WHAT TO WORK ON
Which lines below hold the word "Zmień"? Report each one.

EXERCISE INPUTS
+++++
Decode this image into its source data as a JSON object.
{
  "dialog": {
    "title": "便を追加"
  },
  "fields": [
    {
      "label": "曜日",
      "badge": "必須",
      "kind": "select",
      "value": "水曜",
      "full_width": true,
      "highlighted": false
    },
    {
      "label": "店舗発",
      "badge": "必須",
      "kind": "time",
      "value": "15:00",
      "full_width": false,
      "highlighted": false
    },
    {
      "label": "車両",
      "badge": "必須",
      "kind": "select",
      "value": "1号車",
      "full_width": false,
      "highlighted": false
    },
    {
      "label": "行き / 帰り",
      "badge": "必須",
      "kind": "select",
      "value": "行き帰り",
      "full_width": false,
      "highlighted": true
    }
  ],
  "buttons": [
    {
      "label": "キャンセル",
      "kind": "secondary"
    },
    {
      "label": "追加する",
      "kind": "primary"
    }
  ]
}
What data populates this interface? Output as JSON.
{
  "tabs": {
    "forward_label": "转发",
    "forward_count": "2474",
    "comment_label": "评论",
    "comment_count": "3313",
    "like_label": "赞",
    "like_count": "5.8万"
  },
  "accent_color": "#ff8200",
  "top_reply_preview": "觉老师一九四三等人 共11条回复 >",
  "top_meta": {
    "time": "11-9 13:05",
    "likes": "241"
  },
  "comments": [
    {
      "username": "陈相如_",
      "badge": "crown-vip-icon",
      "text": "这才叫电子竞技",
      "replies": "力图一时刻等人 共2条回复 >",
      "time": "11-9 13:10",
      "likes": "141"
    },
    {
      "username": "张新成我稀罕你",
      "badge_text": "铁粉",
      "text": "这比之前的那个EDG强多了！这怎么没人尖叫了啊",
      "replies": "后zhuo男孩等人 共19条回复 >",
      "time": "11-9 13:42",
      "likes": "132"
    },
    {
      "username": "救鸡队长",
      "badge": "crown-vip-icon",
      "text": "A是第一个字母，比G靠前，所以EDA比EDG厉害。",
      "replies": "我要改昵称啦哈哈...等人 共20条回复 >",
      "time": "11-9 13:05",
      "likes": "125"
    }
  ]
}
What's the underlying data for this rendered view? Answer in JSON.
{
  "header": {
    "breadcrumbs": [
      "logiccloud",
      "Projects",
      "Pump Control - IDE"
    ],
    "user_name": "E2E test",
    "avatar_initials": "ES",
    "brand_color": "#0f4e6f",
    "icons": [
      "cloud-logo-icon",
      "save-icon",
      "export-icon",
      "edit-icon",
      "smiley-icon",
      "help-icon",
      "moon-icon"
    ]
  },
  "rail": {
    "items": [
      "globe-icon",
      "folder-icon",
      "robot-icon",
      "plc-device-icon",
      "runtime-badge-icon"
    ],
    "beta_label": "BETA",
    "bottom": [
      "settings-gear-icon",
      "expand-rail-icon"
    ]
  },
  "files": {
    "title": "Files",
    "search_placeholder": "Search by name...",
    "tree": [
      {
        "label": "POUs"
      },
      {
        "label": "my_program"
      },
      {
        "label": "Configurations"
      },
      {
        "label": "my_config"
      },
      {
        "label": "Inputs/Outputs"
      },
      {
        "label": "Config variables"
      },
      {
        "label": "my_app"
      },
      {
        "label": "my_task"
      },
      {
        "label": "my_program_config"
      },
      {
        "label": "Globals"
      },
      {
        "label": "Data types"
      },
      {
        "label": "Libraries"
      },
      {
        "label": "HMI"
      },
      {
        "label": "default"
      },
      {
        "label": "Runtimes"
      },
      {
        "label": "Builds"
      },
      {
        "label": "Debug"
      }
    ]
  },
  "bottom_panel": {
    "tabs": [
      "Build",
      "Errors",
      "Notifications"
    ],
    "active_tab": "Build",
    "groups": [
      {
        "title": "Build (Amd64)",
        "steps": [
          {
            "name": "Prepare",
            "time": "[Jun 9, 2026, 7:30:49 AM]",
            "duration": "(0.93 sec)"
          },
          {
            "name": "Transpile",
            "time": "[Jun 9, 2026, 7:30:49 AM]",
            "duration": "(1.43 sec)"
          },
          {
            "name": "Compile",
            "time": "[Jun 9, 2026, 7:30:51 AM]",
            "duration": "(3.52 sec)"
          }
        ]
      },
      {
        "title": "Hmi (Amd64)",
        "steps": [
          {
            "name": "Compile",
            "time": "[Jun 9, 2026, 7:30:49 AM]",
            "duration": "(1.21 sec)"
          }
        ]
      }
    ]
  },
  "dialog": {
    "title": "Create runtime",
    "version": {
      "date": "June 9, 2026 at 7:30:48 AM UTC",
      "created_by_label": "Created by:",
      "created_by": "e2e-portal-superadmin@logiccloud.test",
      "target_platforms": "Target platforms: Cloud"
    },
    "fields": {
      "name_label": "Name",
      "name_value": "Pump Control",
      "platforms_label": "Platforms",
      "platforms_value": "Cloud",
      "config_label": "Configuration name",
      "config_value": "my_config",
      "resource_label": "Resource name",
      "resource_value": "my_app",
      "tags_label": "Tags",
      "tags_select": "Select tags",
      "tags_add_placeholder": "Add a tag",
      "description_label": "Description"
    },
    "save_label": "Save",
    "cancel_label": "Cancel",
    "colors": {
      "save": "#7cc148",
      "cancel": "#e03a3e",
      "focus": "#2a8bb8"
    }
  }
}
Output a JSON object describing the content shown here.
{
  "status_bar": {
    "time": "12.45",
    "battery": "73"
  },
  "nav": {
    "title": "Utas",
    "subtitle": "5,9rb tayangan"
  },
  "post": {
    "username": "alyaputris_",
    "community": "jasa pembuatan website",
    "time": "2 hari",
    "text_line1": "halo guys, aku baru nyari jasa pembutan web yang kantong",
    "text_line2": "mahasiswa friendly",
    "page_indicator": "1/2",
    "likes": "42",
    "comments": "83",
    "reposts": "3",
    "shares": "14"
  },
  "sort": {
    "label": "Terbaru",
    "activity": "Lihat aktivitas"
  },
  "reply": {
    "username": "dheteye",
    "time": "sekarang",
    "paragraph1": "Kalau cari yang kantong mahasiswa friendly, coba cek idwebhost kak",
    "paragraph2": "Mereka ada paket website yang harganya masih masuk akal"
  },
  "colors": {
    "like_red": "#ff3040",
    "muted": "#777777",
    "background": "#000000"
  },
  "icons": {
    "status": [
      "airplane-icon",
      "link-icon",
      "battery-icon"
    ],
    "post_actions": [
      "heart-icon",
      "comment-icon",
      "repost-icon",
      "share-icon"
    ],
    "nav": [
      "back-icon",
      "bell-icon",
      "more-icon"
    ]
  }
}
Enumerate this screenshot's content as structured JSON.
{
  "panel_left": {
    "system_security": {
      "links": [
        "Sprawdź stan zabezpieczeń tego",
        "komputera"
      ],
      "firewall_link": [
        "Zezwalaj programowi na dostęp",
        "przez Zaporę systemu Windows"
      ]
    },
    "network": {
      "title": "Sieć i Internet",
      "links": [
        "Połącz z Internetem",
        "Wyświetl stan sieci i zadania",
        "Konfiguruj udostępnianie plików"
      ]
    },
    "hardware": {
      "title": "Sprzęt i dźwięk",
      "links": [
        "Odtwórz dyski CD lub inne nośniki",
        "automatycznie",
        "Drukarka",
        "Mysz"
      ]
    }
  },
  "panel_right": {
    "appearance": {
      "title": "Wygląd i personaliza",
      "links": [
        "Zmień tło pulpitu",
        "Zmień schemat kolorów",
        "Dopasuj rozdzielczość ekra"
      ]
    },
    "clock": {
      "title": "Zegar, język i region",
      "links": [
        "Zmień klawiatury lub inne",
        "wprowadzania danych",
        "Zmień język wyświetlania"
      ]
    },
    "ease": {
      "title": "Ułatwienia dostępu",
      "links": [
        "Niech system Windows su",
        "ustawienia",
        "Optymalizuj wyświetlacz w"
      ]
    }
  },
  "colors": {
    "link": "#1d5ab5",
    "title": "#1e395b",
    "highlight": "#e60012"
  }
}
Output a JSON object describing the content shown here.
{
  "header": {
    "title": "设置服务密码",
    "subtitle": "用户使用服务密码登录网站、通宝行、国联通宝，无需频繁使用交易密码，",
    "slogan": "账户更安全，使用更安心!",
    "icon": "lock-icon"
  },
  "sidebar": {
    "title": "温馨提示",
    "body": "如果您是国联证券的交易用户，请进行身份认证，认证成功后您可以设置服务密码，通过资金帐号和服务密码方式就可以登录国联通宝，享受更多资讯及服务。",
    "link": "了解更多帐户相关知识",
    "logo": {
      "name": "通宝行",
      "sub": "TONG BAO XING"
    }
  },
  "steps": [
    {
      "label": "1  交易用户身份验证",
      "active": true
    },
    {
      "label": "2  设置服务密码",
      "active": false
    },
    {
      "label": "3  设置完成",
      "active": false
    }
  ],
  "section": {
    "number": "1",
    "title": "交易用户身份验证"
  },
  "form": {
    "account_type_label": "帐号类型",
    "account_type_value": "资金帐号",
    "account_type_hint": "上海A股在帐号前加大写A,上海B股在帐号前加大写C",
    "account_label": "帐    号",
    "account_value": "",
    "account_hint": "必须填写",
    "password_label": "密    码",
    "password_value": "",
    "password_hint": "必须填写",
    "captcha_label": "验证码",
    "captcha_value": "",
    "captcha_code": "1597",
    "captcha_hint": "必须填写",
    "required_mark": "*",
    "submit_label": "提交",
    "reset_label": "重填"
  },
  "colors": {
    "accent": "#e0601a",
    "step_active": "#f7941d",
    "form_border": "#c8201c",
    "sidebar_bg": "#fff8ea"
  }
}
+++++
ANSWER TO THIS PROBLEM
        "Zmień tło pulpitu",
        "Zmień schemat kolorów",
        "Zmień klawiatury lub inne",
        "Zmień język wyświetlania"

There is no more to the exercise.